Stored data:
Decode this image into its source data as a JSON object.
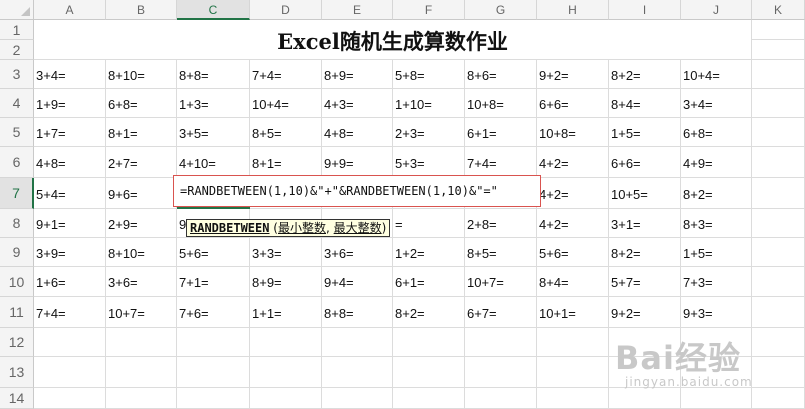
{
  "sheet": {
    "title": "Excel随机生成算数作业",
    "columns": [
      "A",
      "B",
      "C",
      "D",
      "E",
      "F",
      "G",
      "H",
      "I",
      "J",
      "K"
    ],
    "rows": [
      "1",
      "2",
      "3",
      "4",
      "5",
      "6",
      "7",
      "8",
      "9",
      "10",
      "11",
      "12",
      "13",
      "14"
    ],
    "selected_column": "C",
    "selected_row": "7",
    "data_rows": [
      [
        "3+4=",
        "8+10=",
        "8+8=",
        "7+4=",
        "8+9=",
        "5+8=",
        "8+6=",
        "9+2=",
        "8+2=",
        "10+4="
      ],
      [
        "1+9=",
        "6+8=",
        "1+3=",
        "10+4=",
        "4+3=",
        "1+10=",
        "10+8=",
        "6+6=",
        "8+4=",
        "3+4="
      ],
      [
        "1+7=",
        "8+1=",
        "3+5=",
        "8+5=",
        "4+8=",
        "2+3=",
        "6+1=",
        "10+8=",
        "1+5=",
        "6+8="
      ],
      [
        "4+8=",
        "2+7=",
        "4+10=",
        "8+1=",
        "9+9=",
        "5+3=",
        "7+4=",
        "4+2=",
        "6+6=",
        "4+9="
      ],
      [
        "5+4=",
        "9+6=",
        "",
        "",
        "",
        "",
        "",
        "4+2=",
        "10+5=",
        "8+2="
      ],
      [
        "9+1=",
        "2+9=",
        "9",
        "",
        "",
        "=",
        "2+8=",
        "4+2=",
        "3+1=",
        "8+3="
      ],
      [
        "3+9=",
        "8+10=",
        "5+6=",
        "3+3=",
        "3+6=",
        "1+2=",
        "8+5=",
        "5+6=",
        "8+2=",
        "1+5="
      ],
      [
        "1+6=",
        "3+6=",
        "7+1=",
        "8+9=",
        "9+4=",
        "6+1=",
        "10+7=",
        "8+4=",
        "5+7=",
        "7+3="
      ],
      [
        "7+4=",
        "10+7=",
        "7+6=",
        "1+1=",
        "8+8=",
        "8+2=",
        "6+7=",
        "10+1=",
        "9+2=",
        "9+3="
      ]
    ]
  },
  "formula": {
    "text": "=RANDBETWEEN(1,10)&\"+\"&RANDBETWEEN(1,10)&\"=\""
  },
  "tooltip": {
    "function": "RANDBETWEEN",
    "open": " (",
    "arg1": "最小整数",
    "sep": ", ",
    "arg2": "最大整数",
    "close": ")"
  },
  "watermark": {
    "brand": "Bai经验",
    "url": "jingyan.baidu.com"
  }
}
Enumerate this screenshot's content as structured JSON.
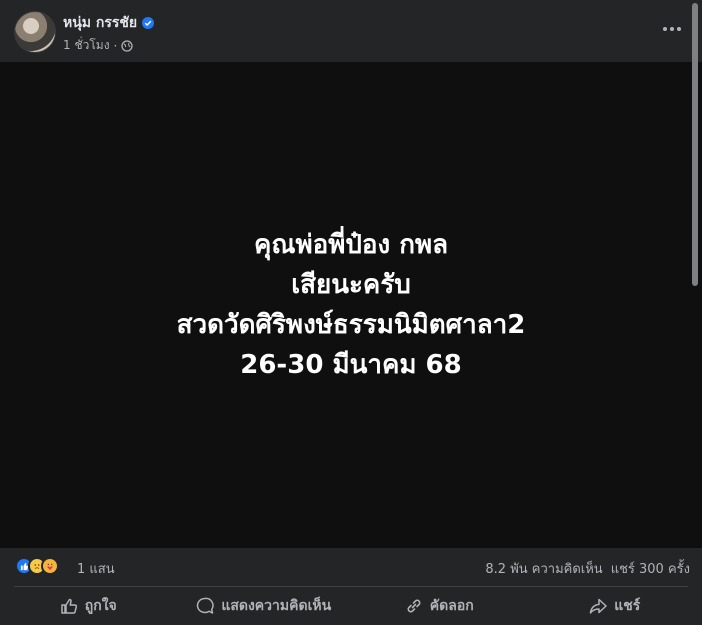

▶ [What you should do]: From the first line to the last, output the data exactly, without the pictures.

▶ [Answer]:
Decode this image into its source data as a JSON object.
{
  "sheet": {
    "title": "Excel随机生成算数作业",
    "columns": [
      "A",
      "B",
      "C",
      "D",
      "E",
      "F",
      "G",
      "H",
      "I",
      "J",
      "K"
    ],
    "rows": [
      "1",
      "2",
      "3",
      "4",
      "5",
      "6",
      "7",
      "8",
      "9",
      "10",
      "11",
      "12",
      "13",
      "14"
    ],
    "selected_column": "C",
    "selected_row": "7",
    "data_rows": [
      [
        "3+4=",
        "8+10=",
        "8+8=",
        "7+4=",
        "8+9=",
        "5+8=",
        "8+6=",
        "9+2=",
        "8+2=",
        "10+4="
      ],
      [
        "1+9=",
        "6+8=",
        "1+3=",
        "10+4=",
        "4+3=",
        "1+10=",
        "10+8=",
        "6+6=",
        "8+4=",
        "3+4="
      ],
      [
        "1+7=",
        "8+1=",
        "3+5=",
        "8+5=",
        "4+8=",
        "2+3=",
        "6+1=",
        "10+8=",
        "1+5=",
        "6+8="
      ],
      [
        "4+8=",
        "2+7=",
        "4+10=",
        "8+1=",
        "9+9=",
        "5+3=",
        "7+4=",
        "4+2=",
        "6+6=",
        "4+9="
      ],
      [
        "5+4=",
        "9+6=",
        "",
        "",
        "",
        "",
        "",
        "4+2=",
        "10+5=",
        "8+2="
      ],
      [
        "9+1=",
        "2+9=",
        "9",
        "",
        "",
        "=",
        "2+8=",
        "4+2=",
        "3+1=",
        "8+3="
      ],
      [
        "3+9=",
        "8+10=",
        "5+6=",
        "3+3=",
        "3+6=",
        "1+2=",
        "8+5=",
        "5+6=",
        "8+2=",
        "1+5="
      ],
      [
        "1+6=",
        "3+6=",
        "7+1=",
        "8+9=",
        "9+4=",
        "6+1=",
        "10+7=",
        "8+4=",
        "5+7=",
        "7+3="
      ],
      [
        "7+4=",
        "10+7=",
        "7+6=",
        "1+1=",
        "8+8=",
        "8+2=",
        "6+7=",
        "10+1=",
        "9+2=",
        "9+3="
      ]
    ]
  },
  "formula": {
    "text": "=RANDBETWEEN(1,10)&\"+\"&RANDBETWEEN(1,10)&\"=\""
  },
  "tooltip": {
    "function": "RANDBETWEEN",
    "open": " (",
    "arg1": "最小整数",
    "sep": ", ",
    "arg2": "最大整数",
    "close": ")"
  },
  "watermark": {
    "brand": "Bai经验",
    "url": "jingyan.baidu.com"
  }
}
Enumerate this screenshot's content as structured JSON.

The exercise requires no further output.